Evan S. Smith wrote a book called "Writing Television Sitcoms". The book gives instructions on how to get a job as a writer of situation comedies. It also advises on what to write when writing a sitcom. This book is a great resource for anyone wanting to become a writer. It explains things like mechanics of laughter, story premise, comedy in dialog and action, and proper grammar for a script.
The first part deals with why people laugh. Sigmund Freud says that Laughter is a discharge of psychical energy. Physiologists such as Herbert Spencer say that nervous excitation brings the muscle movement of laughter. Evolutionists believe that laughter has to do with early mans' reaction to a hostile threat. Smith points out that all the theories have to with tension. Comedy comes from the release of tension.
Consistency is very important. Each show uses a certain type of comedy.
The comedy is of the show might by slapstick, dry wit, or oddball. Switching types from scene to scene confuses the audience. There is a phrase called "writer's hand." It is used when a line seems unnatural for a character. If an episode of "Friends," had Joey making a joke about Shakespeare, it would seem unnatural. It is as if someone else came up with the joke and he is repeating it.
The book gives summaries of different predicaments the characters in a sitcom can go through. These predicaments help to create tension. Smith has examples of shows to illustrate each plot point. One is called "Time Bomb." This is where a character has an impossible deadline to meet. When he or she tries to finish to project hilarity ensues.

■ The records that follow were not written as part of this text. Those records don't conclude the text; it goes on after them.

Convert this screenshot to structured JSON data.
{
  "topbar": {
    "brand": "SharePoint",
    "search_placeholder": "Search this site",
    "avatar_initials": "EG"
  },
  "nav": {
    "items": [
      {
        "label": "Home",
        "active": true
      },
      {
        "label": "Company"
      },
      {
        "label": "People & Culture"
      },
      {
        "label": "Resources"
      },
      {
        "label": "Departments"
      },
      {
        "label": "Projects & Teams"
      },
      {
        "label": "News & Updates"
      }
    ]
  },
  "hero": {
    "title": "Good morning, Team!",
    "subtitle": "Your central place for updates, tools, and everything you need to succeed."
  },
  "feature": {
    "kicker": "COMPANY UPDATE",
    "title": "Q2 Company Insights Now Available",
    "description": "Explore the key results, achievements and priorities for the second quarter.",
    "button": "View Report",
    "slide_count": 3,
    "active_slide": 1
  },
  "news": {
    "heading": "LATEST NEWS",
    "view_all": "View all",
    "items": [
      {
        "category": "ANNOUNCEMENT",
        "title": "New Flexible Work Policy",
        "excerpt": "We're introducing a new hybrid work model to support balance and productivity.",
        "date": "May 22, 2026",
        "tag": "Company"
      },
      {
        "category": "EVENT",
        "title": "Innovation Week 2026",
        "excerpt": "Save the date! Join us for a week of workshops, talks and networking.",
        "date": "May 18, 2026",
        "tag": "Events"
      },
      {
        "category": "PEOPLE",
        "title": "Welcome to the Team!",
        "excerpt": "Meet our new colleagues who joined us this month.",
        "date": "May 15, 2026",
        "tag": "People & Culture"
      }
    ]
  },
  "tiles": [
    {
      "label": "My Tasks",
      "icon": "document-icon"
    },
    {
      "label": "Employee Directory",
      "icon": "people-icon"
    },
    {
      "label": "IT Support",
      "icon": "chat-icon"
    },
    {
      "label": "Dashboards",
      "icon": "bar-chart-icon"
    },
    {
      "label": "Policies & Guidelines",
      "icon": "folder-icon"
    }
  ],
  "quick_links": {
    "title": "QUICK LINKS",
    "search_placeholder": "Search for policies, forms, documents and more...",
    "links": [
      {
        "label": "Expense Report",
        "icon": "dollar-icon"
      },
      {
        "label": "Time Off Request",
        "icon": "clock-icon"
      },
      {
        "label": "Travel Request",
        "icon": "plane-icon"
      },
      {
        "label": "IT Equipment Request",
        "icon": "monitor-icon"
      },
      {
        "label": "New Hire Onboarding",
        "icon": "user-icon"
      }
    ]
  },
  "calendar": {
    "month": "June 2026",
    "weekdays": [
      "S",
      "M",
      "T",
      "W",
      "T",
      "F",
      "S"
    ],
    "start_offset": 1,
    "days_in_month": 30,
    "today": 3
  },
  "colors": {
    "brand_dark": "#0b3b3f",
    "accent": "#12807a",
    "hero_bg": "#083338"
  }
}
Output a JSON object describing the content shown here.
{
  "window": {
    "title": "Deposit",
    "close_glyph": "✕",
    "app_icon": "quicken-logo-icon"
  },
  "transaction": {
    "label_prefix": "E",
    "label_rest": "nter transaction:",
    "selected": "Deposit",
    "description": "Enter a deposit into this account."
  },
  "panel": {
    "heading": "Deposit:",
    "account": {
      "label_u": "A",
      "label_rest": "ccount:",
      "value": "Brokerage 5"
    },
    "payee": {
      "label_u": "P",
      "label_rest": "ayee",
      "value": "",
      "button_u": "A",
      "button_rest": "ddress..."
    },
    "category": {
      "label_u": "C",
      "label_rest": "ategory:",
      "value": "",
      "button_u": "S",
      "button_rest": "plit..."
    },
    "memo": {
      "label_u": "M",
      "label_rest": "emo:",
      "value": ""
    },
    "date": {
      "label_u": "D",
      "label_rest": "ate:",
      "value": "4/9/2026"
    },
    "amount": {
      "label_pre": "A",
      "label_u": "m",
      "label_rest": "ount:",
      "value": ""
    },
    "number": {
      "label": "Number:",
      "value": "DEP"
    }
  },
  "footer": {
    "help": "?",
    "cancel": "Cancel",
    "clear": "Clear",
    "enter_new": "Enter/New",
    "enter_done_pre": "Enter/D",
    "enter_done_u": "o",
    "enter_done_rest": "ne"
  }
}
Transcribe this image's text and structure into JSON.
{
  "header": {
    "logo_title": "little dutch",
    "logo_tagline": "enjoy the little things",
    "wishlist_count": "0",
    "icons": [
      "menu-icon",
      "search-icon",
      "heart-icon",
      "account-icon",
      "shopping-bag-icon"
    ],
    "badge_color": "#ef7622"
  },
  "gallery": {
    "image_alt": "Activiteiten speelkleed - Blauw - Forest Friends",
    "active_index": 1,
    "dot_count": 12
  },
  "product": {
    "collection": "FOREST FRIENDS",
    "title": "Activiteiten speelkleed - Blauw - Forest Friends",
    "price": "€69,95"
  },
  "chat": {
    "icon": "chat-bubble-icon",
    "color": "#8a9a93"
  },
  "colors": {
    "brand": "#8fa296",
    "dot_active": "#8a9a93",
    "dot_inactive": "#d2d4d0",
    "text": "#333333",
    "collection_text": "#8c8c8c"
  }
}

There is a plot devise called "The Misunderstanding." One on the characters hears a conversation and acts on the misinterpreted...